My father died on 3 November 1983. I was 29 years old; he was 73, just 12 years older than I am now.

Father 1059When I was born, my father was 44, which in the 50’s made him a relatively elderly Dad. The year I graduated from highschool he was 62.

My father has been gone physically from my life for 33 years. His absence spans much more of my life than his presence.

Even when he was alive, our relationship was defined more by distance than intimate connection. Being father to a confusing son was not a natural gift for my Dad. He had other gifts but being present to his only son was not one of them.  Children were mostly my mother’s territory.

My father did not have a sporting bone in his body. We did not play games together. He was not a practical man. We did not build or fix things together.

My father was a bookish man, most comfortable in his wingback chair, with a book and a cup of tea. Even as a child apparently, a great deal of his life took place within his head. He once wrote,

The imaginative life of a child can, I think, be a precious thing. As a boy I had two constant companions called Bill and Galamma (so I could never be lonely) with whom I entertained myself in silent conversation.

Thinking of my father, I realize he was in large part a product of the era in which he was raised.  At 12 years old, my father was sent away to English boarding school, first at Worksop and then at Bloxham. My impression is that after this he never really knew his own father at all. He must have become accustomed to the idea that father’s were expected to be largely absent from their children’s lives.

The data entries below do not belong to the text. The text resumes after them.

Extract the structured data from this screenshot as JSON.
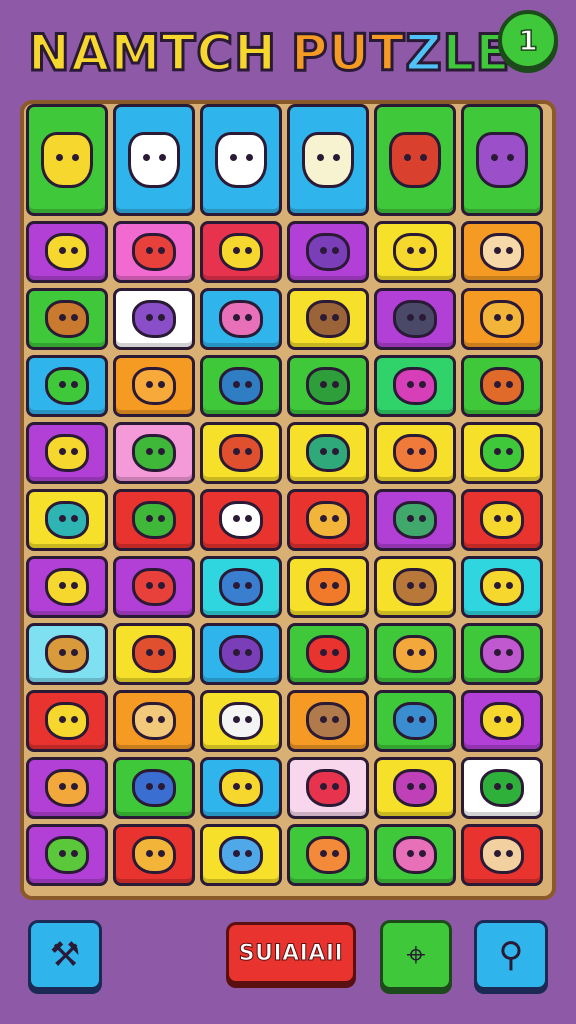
{
  "header": {
    "title_parts": [
      {
        "text": "NAMTCH",
        "color": "#f6d72e"
      },
      {
        "text": " ",
        "color": "#ffffff"
      },
      {
        "text": "PUT",
        "color": "#f59a23"
      },
      {
        "text": "Z",
        "color": "#4fc3f7"
      },
      {
        "text": "LE",
        "color": "#3fc93a"
      }
    ],
    "level": "1"
  },
  "board": {
    "rows": [
      [
        {
          "bg": "#3fc93a",
          "icon": "yellow-winged-creature",
          "fill": "#f6d72e"
        },
        {
          "bg": "#2fb4ec",
          "icon": "white-bear-banner",
          "fill": "#ffffff"
        },
        {
          "bg": "#2fb4ec",
          "icon": "white-winged-cat",
          "fill": "#ffffff"
        },
        {
          "bg": "#2fb4ec",
          "icon": "white-winged-dog",
          "fill": "#f7f2d0"
        },
        {
          "bg": "#3fc93a",
          "icon": "red-winged-beast",
          "fill": "#d9402e"
        },
        {
          "bg": "#3fc93a",
          "icon": "purple-winged-beast",
          "fill": "#9b4fc8"
        }
      ],
      [
        {
          "bg": "#b23fd6",
          "icon": "yellow-monkey",
          "fill": "#f6d72e"
        },
        {
          "bg": "#f06ad0",
          "icon": "red-bell",
          "fill": "#e8403a"
        },
        {
          "bg": "#e8334f",
          "icon": "yellow-bird",
          "fill": "#f6d72e"
        },
        {
          "bg": "#b23fd6",
          "icon": "purple-ring",
          "fill": "#7a3fb8"
        },
        {
          "bg": "#f6e02a",
          "icon": "yellow-cat",
          "fill": "#f6d72e"
        },
        {
          "bg": "#f59a23",
          "icon": "candy-wrapper",
          "fill": "#f7d8a8"
        }
      ],
      [
        {
          "bg": "#3fc93a",
          "icon": "pencil",
          "fill": "#c97a2e"
        },
        {
          "bg": "#ffffff",
          "icon": "purple-stone",
          "fill": "#8a4fc8"
        },
        {
          "bg": "#2fb4ec",
          "icon": "pink-worm",
          "fill": "#e870b8"
        },
        {
          "bg": "#f6e02a",
          "icon": "brown-bear",
          "fill": "#9a6438"
        },
        {
          "bg": "#b23fd6",
          "icon": "toy-car",
          "fill": "#4a4a68"
        },
        {
          "bg": "#f59a23",
          "icon": "spiral-shell",
          "fill": "#f2b53a"
        }
      ],
      [
        {
          "bg": "#2fb4ec",
          "icon": "green-slice",
          "fill": "#3fc93a"
        },
        {
          "bg": "#f59a23",
          "icon": "orange-sausage",
          "fill": "#f7a93a"
        },
        {
          "bg": "#3fc93a",
          "icon": "blue-bird",
          "fill": "#2f7ec4"
        },
        {
          "bg": "#3fc93a",
          "icon": "green-spiral",
          "fill": "#2e9e3a"
        },
        {
          "bg": "#2fd36a",
          "icon": "magenta-boat",
          "fill": "#d63fb8"
        },
        {
          "bg": "#3fc93a",
          "icon": "fox-face",
          "fill": "#e06a2a"
        }
      ],
      [
        {
          "bg": "#b23fd6",
          "icon": "yellow-crayon",
          "fill": "#f6d72e"
        },
        {
          "bg": "#f49ad8",
          "icon": "green-bottle",
          "fill": "#3fb83a"
        },
        {
          "bg": "#f6e02a",
          "icon": "red-cat",
          "fill": "#e0502e"
        },
        {
          "bg": "#f6e02a",
          "icon": "green-book",
          "fill": "#2fa87a"
        },
        {
          "bg": "#f6e02a",
          "icon": "orange-fish",
          "fill": "#f07a3a"
        },
        {
          "bg": "#f6e02a",
          "icon": "green-leaf",
          "fill": "#3fc93a"
        }
      ],
      [
        {
          "bg": "#f6e02a",
          "icon": "teal-fish",
          "fill": "#2fb4b4"
        },
        {
          "bg": "#e8332f",
          "icon": "green-pod",
          "fill": "#3fb83a"
        },
        {
          "bg": "#e8332f",
          "icon": "white-bunny",
          "fill": "#ffffff"
        },
        {
          "bg": "#e8332f",
          "icon": "gold-medal",
          "fill": "#f2b53a"
        },
        {
          "bg": "#b23fd6",
          "icon": "green-sword",
          "fill": "#3fa86a"
        },
        {
          "bg": "#e8332f",
          "icon": "lion-crest",
          "fill": "#f6d72e"
        }
      ],
      [
        {
          "bg": "#b23fd6",
          "icon": "yellow-blob",
          "fill": "#f6d72e"
        },
        {
          "bg": "#b23fd6",
          "icon": "red-marker",
          "fill": "#e8403a"
        },
        {
          "bg": "#2fd6e0",
          "icon": "blue-fish",
          "fill": "#3a7ed0"
        },
        {
          "bg": "#f6e02a",
          "icon": "orange-spiral",
          "fill": "#f07a2a"
        },
        {
          "bg": "#f6e02a",
          "icon": "cookie",
          "fill": "#b8783a"
        },
        {
          "bg": "#2fd6e0",
          "icon": "yellow-fish",
          "fill": "#f6d72e"
        }
      ],
      [
        {
          "bg": "#7fe0f2",
          "icon": "toast-stick",
          "fill": "#d89a3a"
        },
        {
          "bg": "#f6e02a",
          "icon": "battery-robot",
          "fill": "#e0502e"
        },
        {
          "bg": "#2fb4ec",
          "icon": "purple-puzzle",
          "fill": "#7a3fb8"
        },
        {
          "bg": "#3fc93a",
          "icon": "horned-orb",
          "fill": "#e8332f"
        },
        {
          "bg": "#3fc93a",
          "icon": "orange-dots-stick",
          "fill": "#f2a83a"
        },
        {
          "bg": "#3fc93a",
          "icon": "purple-fish",
          "fill": "#c058d0"
        }
      ],
      [
        {
          "bg": "#e8332f",
          "icon": "treasure-map",
          "fill": "#f6d72e"
        },
        {
          "bg": "#f59a23",
          "icon": "wood-crayon",
          "fill": "#f2c87a"
        },
        {
          "bg": "#f6e02a",
          "icon": "white-stone",
          "fill": "#f4f4f4"
        },
        {
          "bg": "#f59a23",
          "icon": "brown-bear-face",
          "fill": "#b07a4a"
        },
        {
          "bg": "#3fc93a",
          "icon": "fish-bowl",
          "fill": "#3a8ed0"
        },
        {
          "bg": "#b23fd6",
          "icon": "gold-fish",
          "fill": "#f6d72e"
        }
      ],
      [
        {
          "bg": "#b23fd6",
          "icon": "crossed-tools",
          "fill": "#f2a83a"
        },
        {
          "bg": "#3fc93a",
          "icon": "blue-log",
          "fill": "#3a6ed0"
        },
        {
          "bg": "#2fb4ec",
          "icon": "yellow-corn",
          "fill": "#f6d72e"
        },
        {
          "bg": "#f8d6ec",
          "icon": "red-jelly",
          "fill": "#e8334f"
        },
        {
          "bg": "#f6e02a",
          "icon": "purple-flower",
          "fill": "#c040b8"
        },
        {
          "bg": "#ffffff",
          "icon": "green-swirl",
          "fill": "#2eb03a"
        }
      ],
      [
        {
          "bg": "#b23fd6",
          "icon": "green-potion",
          "fill": "#5ac83a"
        },
        {
          "bg": "#e8332f",
          "icon": "orange-swirl",
          "fill": "#f2b53a"
        },
        {
          "bg": "#f6e02a",
          "icon": "blue-cloud-face",
          "fill": "#4fa8e8"
        },
        {
          "bg": "#3fc93a",
          "icon": "orange-crayon",
          "fill": "#f28a3a"
        },
        {
          "bg": "#3fc93a",
          "icon": "pink-fish",
          "fill": "#e870b8"
        },
        {
          "bg": "#e8332f",
          "icon": "tan-cat",
          "fill": "#f2d0a0"
        }
      ]
    ]
  },
  "footer": {
    "hammer_button": {
      "icon": "hammer-icon",
      "color": "#2fb4ec",
      "glyph": "⚒"
    },
    "action_button": {
      "label": "SUIAIAII",
      "color": "#e8332f"
    },
    "hint_button": {
      "icon": "map-pin-icon",
      "color": "#3fc93a",
      "glyph": "⌖"
    },
    "magnify_button": {
      "icon": "magnify-icon",
      "color": "#2fb4ec",
      "glyph": "⚲"
    }
  }
}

As I think about being a father on this Father’s Day, the one thing I most want my children to feel is that I have not been absent. I do not imagine, or much care, if they think I was the best father in the world. I am not concerned if they remember me as the greatest material provider or the most fabulously successful professional. But, I do hope they feel I showed up for their lives. I want them to think of me being present because I believe presence is most deeply what they long to know.

Presence does not demand. It does not burden the other with endless expectations, is not distant or harsh. It never shouts or shames. It does not require that you be a certain way before embracing fully the gift that you are. Presence never resorts to force.

As a father I hope my children experience me as a person who values their place in my life without condition, absolutely, unconditionally. I want only to be a loving presence in their lives.

Love is a verb. The action of the verb “to love” is being there for the other person. Love wants to know the other. Love listens; it pays attention.  Love is open, and receptive to the other. Love always leans towards gentleness.

A present parent becomes for their offspring an icon of God who is present everywhere and whose presence can be known by all people regardless of birth, upbringing, skills, talents, or accomplishments. We are not alone. The first opportunity we have to learn that lesson is with our parents as they are present in our lives.

I want my children to know how much I cherish their company and to know that this cherishing is a small reflection of the value God sees in them and that this is the source of their true worth and their only hope of real security. Loving presence is really the first job of a father.